The sustainability of international agricultural supply chains is fast becoming an important issue. The World Bank (2012) forecasts that demand in the next five years for key agricultural commodities will outstrip supply due to several challenges including; climate change, volatile pricing and ageing farming population (Barrientos 2012).
Practitioner groups argue that sustainable governance arrangements between Northern actors and Southern producers leads to more resilient supply chains (UNCTAD 2013). However, the mechanisms by which this may be achieved are not clear, especially since the adoption of sustainability standards may limit the ability of producers to withstand shocks through the adoption of monoculture and dependent supply chain relations. Conversely, some supply chain relationships may enhance resilience, e.g. through reduced supplier default. Moreover, resilience in supply chains remains under-theorised, with few connections to the emerging theory on sustainable supply chains.
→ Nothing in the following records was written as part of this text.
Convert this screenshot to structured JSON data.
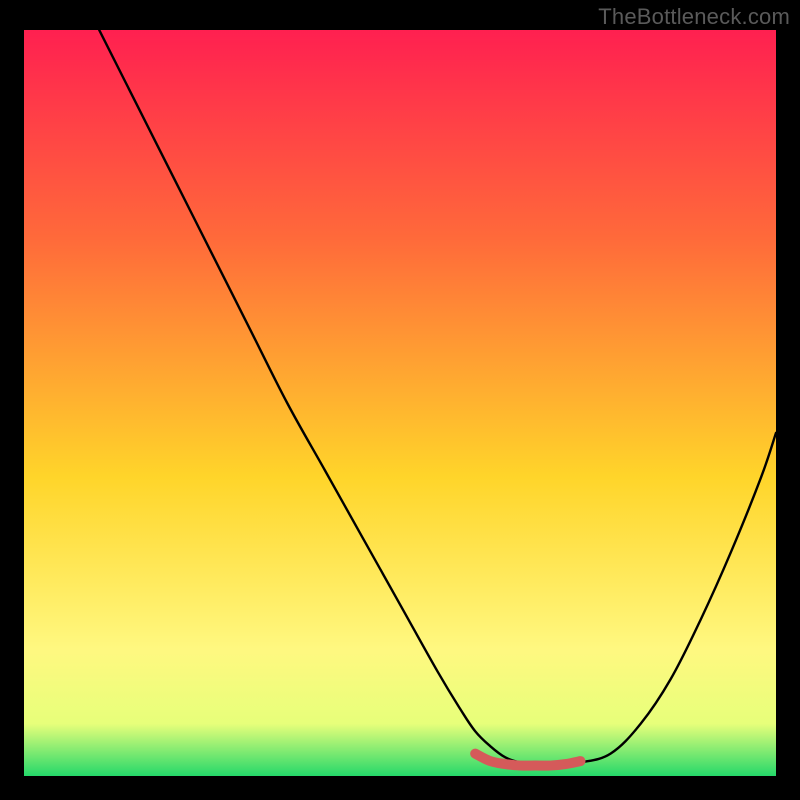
{
  "watermark": "TheBottleneck.com",
  "chart_data": {
    "type": "line",
    "title": "",
    "xlabel": "",
    "ylabel": "",
    "xlim": [
      0,
      100
    ],
    "ylim": [
      0,
      100
    ],
    "grid": false,
    "legend": false,
    "background_gradient": {
      "top": "#ff2050",
      "mid_upper": "#ff6a3a",
      "mid": "#ffd52a",
      "mid_lower": "#fff880",
      "bottom": "#25d86a"
    },
    "series": [
      {
        "name": "bottleneck-curve",
        "color": "#000000",
        "x": [
          10,
          15,
          20,
          25,
          30,
          35,
          40,
          45,
          50,
          55,
          58,
          60,
          62,
          64,
          66,
          68,
          70,
          72,
          74,
          78,
          82,
          86,
          90,
          94,
          98,
          100
        ],
        "y": [
          100,
          90,
          80,
          70,
          60,
          50,
          41,
          32,
          23,
          14,
          9,
          6,
          4,
          2.5,
          1.8,
          1.5,
          1.5,
          1.5,
          1.8,
          3,
          7,
          13,
          21,
          30,
          40,
          46
        ]
      },
      {
        "name": "optimal-segment",
        "color": "#d55a5a",
        "stroke_width": 10,
        "linecap": "round",
        "x": [
          60,
          62,
          64,
          66,
          68,
          70,
          72,
          74
        ],
        "y": [
          3.0,
          2.0,
          1.6,
          1.4,
          1.4,
          1.4,
          1.6,
          2.0
        ]
      }
    ]
  }
}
Hence the overall aim for BURNS is to better understand and begin to theorise the factors that underpin resilient supply chains, whilst recognising the diversity of practice across chains, commodities and supply chain actors. In order to do this the project has the following objectives:
a) To set up an academic and practitioner network to share best practice in supply chain management from a variety of models from fair trade partnerships to corporate supply initiatives.
b) Critically analyse current understanding of resilience and sustainability in agricultural supply chains from a variety of theoretical, legal and stakeholder perspectives.
c) Collate and share examples of current conceptual and contractual approaches to resilient supply chains that include upstream stakeholders’ perspectives.
d) Work with practitioner partners (manufacturers, traders, processors, fair trade organisations, NGOs and Southern Producer Groups etc.) to identify key aspects of resilient supply chains and case studies/ data sets that could underpin future in-depth research.
e) To develop a major research grant proposal.